WORK REQUIRED => Each record below must be written out again in exactly the same form.

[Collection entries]
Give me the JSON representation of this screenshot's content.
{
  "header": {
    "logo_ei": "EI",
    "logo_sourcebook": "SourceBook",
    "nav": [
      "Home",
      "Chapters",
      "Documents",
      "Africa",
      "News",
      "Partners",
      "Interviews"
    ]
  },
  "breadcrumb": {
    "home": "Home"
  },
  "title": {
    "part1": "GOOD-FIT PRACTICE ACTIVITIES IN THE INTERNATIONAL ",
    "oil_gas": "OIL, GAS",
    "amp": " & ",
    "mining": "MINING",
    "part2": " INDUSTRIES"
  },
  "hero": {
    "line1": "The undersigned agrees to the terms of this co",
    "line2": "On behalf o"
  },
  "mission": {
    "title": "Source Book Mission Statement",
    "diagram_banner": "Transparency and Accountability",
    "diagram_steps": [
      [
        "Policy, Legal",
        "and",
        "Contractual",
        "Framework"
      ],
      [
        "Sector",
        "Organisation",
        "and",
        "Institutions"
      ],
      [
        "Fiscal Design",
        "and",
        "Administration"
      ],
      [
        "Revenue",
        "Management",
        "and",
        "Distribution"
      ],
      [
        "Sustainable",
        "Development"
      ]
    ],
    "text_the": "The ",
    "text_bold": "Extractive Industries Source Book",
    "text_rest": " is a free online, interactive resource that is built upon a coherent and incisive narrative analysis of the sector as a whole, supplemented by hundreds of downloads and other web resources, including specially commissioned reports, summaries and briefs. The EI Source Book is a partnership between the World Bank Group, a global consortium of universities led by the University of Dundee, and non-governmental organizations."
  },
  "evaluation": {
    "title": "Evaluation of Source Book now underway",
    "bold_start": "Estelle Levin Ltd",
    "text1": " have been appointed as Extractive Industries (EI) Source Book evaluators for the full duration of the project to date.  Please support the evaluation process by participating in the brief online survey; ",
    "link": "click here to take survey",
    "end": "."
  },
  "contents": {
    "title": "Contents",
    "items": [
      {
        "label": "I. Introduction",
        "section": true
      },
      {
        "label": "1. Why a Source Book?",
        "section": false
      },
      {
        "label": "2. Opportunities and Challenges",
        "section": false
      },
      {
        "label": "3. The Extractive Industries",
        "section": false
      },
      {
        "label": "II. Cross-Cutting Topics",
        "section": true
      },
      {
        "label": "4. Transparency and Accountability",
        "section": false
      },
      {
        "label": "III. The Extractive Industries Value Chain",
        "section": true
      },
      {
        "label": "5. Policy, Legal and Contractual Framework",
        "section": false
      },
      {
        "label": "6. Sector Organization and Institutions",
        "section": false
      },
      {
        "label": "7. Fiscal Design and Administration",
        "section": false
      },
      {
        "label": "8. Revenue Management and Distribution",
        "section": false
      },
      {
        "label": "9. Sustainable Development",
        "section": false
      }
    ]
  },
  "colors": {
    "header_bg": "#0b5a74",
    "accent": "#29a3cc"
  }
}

OUTPUT FOR THIS EXERCISE =>
Give me the JSON representation of this screenshot's content.
{
  "header": {
    "logo_ei": "EI",
    "logo_sourcebook": "SourceBook",
    "nav": [
      "Home",
      "Chapters",
      "Documents",
      "Africa",
      "News",
      "Partners",
      "Interviews"
    ]
  },
  "breadcrumb": {
    "home": "Home"
  },
  "title": {
    "part1": "GOOD-FIT PRACTICE ACTIVITIES IN THE INTERNATIONAL ",
    "oil_gas": "OIL, GAS",
    "amp": " & ",
    "mining": "MINING",
    "part2": " INDUSTRIES"
  },
  "hero": {
    "line1": "The undersigned agrees to the terms of this co",
    "line2": "On behalf o"
  },
  "mission": {
    "title": "Source Book Mission Statement",
    "diagram_banner": "Transparency and Accountability",
    "diagram_steps": [
      [
        "Policy, Legal",
        "and",
        "Contractual",
        "Framework"
      ],
      [
        "Sector",
        "Organisation",
        "and",
        "Institutions"
      ],
      [
        "Fiscal Design",
        "and",
        "Administration"
      ],
      [
        "Revenue",
        "Management",
        "and",
        "Distribution"
      ],
      [
        "Sustainable",
        "Development"
      ]
    ],
    "text_the": "The ",
    "text_bold": "Extractive Industries Source Book",
    "text_rest": " is a free online, interactive resource that is built upon a coherent and incisive narrative analysis of the sector as a whole, supplemented by hundreds of downloads and other web resources, including specially commissioned reports, summaries and briefs. The EI Source Book is a partnership between the World Bank Group, a global consortium of universities led by the University of Dundee, and non-governmental organizations."
  },
  "evaluation": {
    "title": "Evaluation of Source Book now underway",
    "bold_start": "Estelle Levin Ltd",
    "text1": " have been appointed as Extractive Industries (EI) Source Book evaluators for the full duration of the project to date.  Please support the evaluation process by participating in the brief online survey; ",
    "link": "click here to take survey",
    "end": "."
  },
  "contents": {
    "title": "Contents",
    "items": [
      {
        "label": "I. Introduction",
        "section": true
      },
      {
        "label": "1. Why a Source Book?",
        "section": false
      },
      {
        "label": "2. Opportunities and Challenges",
        "section": false
      },
      {
        "label": "3. The Extractive Industries",
        "section": false
      },
      {
        "label": "II. Cross-Cutting Topics",
        "section": true
      },
      {
        "label": "4. Transparency and Accountability",
        "section": false
      },
      {
        "label": "III. The Extractive Industries Value Chain",
        "section": true
      },
      {
        "label": "5. Policy, Legal and Contractual Framework",
        "section": false
      },
      {
        "label": "6. Sector Organization and Institutions",
        "section": false
      },
      {
        "label": "7. Fiscal Design and Administration",
        "section": false
      },
      {
        "label": "8. Revenue Management and Distribution",
        "section": false
      },
      {
        "label": "9. Sustainable Development",
        "section": false
      }
    ]
  },
  "colors": {
    "header_bg": "#0b5a74",
    "accent": "#29a3cc"
  }
}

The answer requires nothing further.